▶ Given information

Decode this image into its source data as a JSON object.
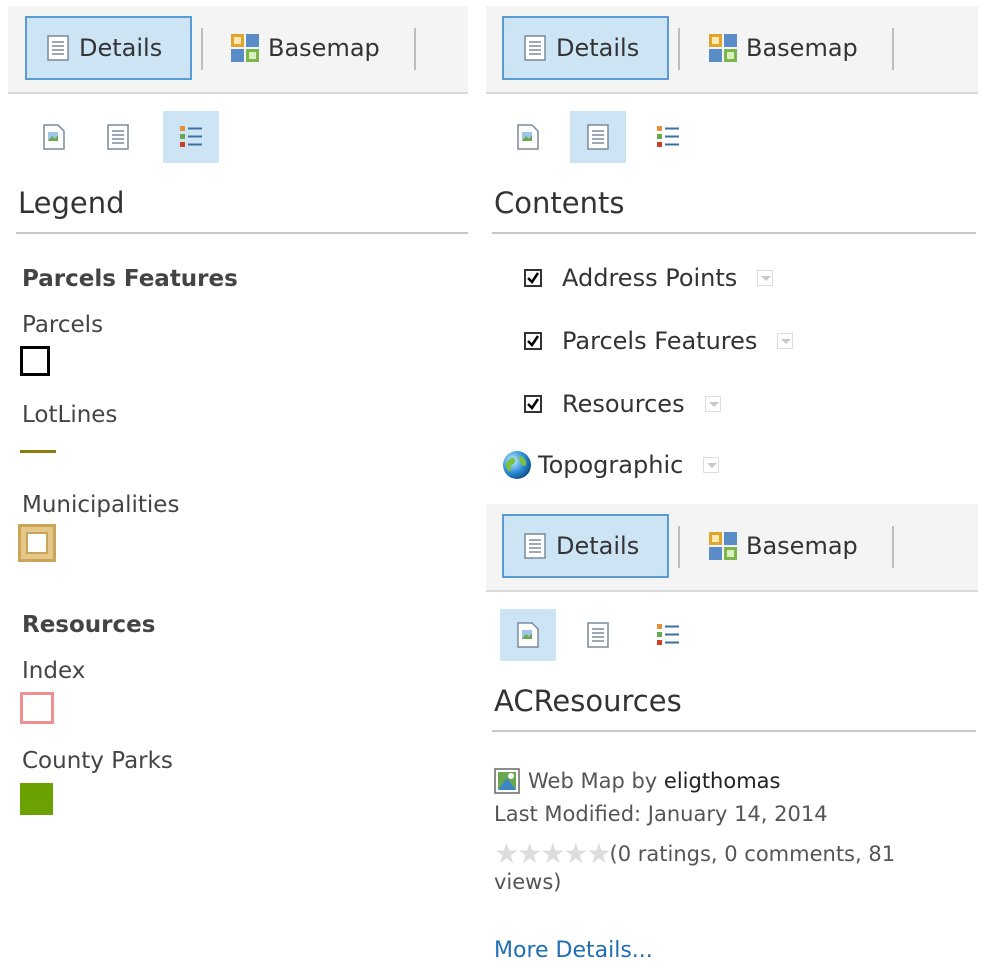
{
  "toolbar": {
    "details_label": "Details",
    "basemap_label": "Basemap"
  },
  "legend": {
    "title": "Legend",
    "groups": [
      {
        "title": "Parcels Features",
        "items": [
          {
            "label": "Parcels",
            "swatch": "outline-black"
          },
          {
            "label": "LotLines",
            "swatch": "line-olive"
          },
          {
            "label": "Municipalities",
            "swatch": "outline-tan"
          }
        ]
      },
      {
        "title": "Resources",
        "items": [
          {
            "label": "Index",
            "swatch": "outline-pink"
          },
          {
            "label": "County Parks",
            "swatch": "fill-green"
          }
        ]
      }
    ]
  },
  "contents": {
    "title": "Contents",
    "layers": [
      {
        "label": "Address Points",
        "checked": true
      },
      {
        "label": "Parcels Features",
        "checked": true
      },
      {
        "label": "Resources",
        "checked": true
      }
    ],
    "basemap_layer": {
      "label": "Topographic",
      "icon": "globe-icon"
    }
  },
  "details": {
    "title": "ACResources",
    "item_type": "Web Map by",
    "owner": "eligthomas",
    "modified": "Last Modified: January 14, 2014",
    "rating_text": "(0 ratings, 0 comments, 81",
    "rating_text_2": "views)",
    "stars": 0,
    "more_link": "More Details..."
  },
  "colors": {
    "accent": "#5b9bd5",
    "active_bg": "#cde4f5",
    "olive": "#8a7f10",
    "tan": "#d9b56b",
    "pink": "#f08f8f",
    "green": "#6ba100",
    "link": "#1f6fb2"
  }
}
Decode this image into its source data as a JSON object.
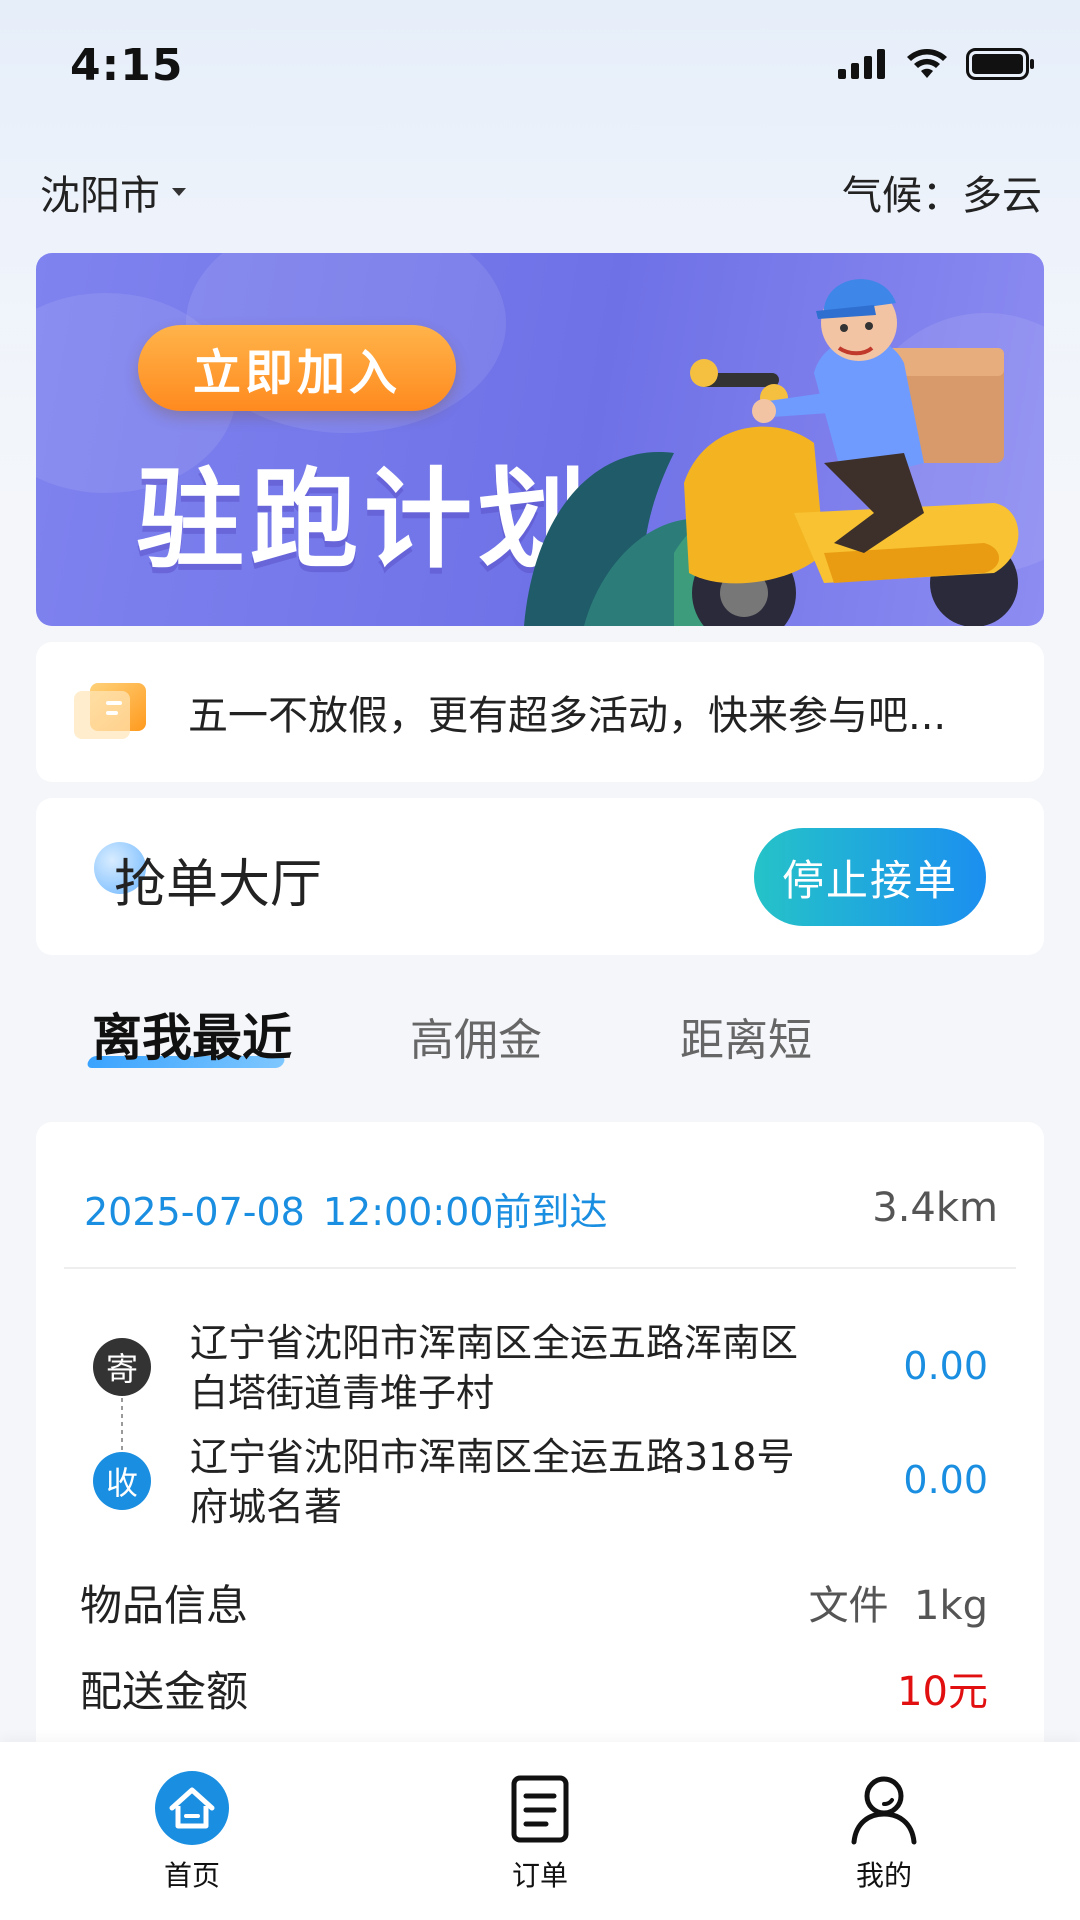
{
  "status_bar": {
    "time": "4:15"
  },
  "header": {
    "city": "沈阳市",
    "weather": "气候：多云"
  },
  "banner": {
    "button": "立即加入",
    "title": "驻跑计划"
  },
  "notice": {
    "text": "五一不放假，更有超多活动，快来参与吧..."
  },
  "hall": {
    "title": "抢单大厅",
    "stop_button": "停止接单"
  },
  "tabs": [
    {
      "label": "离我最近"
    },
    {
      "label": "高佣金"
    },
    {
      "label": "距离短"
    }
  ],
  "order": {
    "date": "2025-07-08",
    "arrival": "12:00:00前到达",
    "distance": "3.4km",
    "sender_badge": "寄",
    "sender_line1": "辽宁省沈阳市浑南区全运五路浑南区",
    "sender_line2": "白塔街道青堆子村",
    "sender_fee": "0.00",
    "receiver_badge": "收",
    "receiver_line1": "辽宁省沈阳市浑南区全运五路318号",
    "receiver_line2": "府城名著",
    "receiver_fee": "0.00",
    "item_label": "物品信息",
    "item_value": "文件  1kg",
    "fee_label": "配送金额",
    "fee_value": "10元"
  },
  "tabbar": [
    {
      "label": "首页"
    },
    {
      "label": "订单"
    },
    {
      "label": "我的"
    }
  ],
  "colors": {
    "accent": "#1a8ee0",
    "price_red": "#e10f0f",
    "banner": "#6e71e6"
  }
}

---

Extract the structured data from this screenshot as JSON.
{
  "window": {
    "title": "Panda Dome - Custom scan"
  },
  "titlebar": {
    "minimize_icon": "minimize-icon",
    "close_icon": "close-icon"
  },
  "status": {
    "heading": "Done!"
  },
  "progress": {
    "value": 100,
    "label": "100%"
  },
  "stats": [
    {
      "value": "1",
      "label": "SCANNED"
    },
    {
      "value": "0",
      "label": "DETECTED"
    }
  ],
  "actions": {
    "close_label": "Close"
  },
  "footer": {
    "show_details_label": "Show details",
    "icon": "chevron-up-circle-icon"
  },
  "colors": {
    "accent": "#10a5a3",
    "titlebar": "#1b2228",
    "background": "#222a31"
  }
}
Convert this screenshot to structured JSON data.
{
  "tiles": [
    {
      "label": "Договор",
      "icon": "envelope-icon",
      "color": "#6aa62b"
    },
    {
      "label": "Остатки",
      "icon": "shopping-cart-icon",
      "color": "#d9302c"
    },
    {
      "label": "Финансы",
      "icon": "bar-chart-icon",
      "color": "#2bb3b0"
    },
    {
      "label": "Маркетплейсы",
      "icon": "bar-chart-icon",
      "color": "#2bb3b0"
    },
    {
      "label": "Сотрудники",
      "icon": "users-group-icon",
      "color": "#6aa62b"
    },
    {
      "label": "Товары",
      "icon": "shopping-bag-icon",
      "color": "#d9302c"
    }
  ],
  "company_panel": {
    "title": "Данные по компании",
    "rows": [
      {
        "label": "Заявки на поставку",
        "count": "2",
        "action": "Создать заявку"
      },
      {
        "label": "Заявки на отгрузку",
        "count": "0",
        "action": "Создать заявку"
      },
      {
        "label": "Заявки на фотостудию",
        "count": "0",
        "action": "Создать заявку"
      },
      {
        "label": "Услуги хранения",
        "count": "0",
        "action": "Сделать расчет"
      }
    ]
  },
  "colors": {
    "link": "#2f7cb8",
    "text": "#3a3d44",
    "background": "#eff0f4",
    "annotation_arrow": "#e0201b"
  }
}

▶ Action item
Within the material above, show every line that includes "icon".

▶ Response to this exercise
      "icon": "globe-icon"
    "minimize_icon": "minimize-icon",
    "close_icon": "close-icon"
    "icon": "chevron-up-circle-icon"
      "icon": "envelope-icon",
      "icon": "shopping-cart-icon",
      "icon": "bar-chart-icon",
      "icon": "bar-chart-icon",
      "icon": "users-group-icon",
      "icon": "shopping-bag-icon",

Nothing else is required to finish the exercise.